Work out how many lines of the listing below mention the word "icon", and give only that figure.

========

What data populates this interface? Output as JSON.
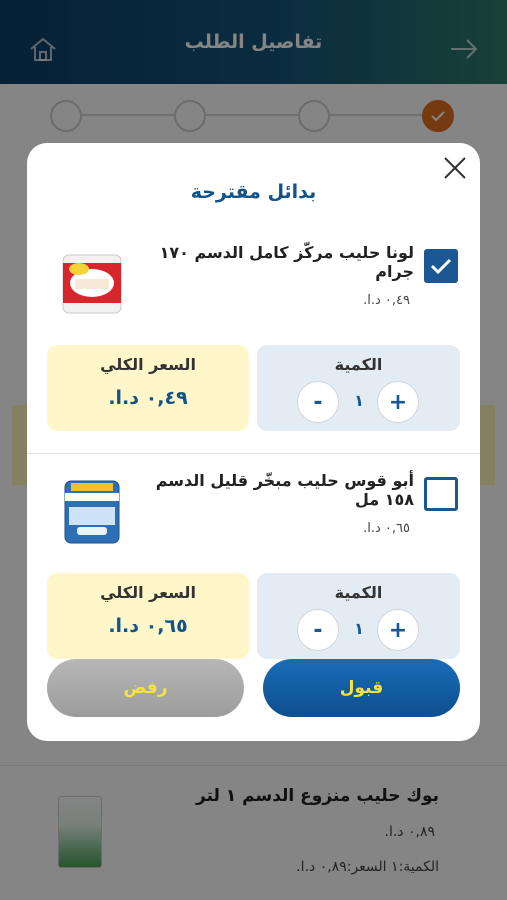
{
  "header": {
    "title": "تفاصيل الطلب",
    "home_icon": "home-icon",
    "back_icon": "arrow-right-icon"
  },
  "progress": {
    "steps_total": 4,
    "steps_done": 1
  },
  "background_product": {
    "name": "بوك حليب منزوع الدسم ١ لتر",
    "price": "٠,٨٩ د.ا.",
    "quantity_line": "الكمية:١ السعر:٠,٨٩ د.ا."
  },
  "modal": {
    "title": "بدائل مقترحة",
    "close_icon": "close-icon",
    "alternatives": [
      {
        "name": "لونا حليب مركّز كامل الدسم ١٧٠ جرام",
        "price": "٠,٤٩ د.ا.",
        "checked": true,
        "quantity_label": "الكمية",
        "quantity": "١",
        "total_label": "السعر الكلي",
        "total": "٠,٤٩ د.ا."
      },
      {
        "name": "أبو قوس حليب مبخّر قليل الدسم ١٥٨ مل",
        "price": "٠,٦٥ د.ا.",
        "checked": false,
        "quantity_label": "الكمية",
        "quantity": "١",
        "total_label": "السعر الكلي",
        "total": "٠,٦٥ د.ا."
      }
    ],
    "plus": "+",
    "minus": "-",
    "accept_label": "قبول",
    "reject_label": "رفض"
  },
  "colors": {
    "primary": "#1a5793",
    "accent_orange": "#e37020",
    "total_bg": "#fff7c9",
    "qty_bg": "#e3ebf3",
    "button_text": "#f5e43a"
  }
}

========

Result for this task - 3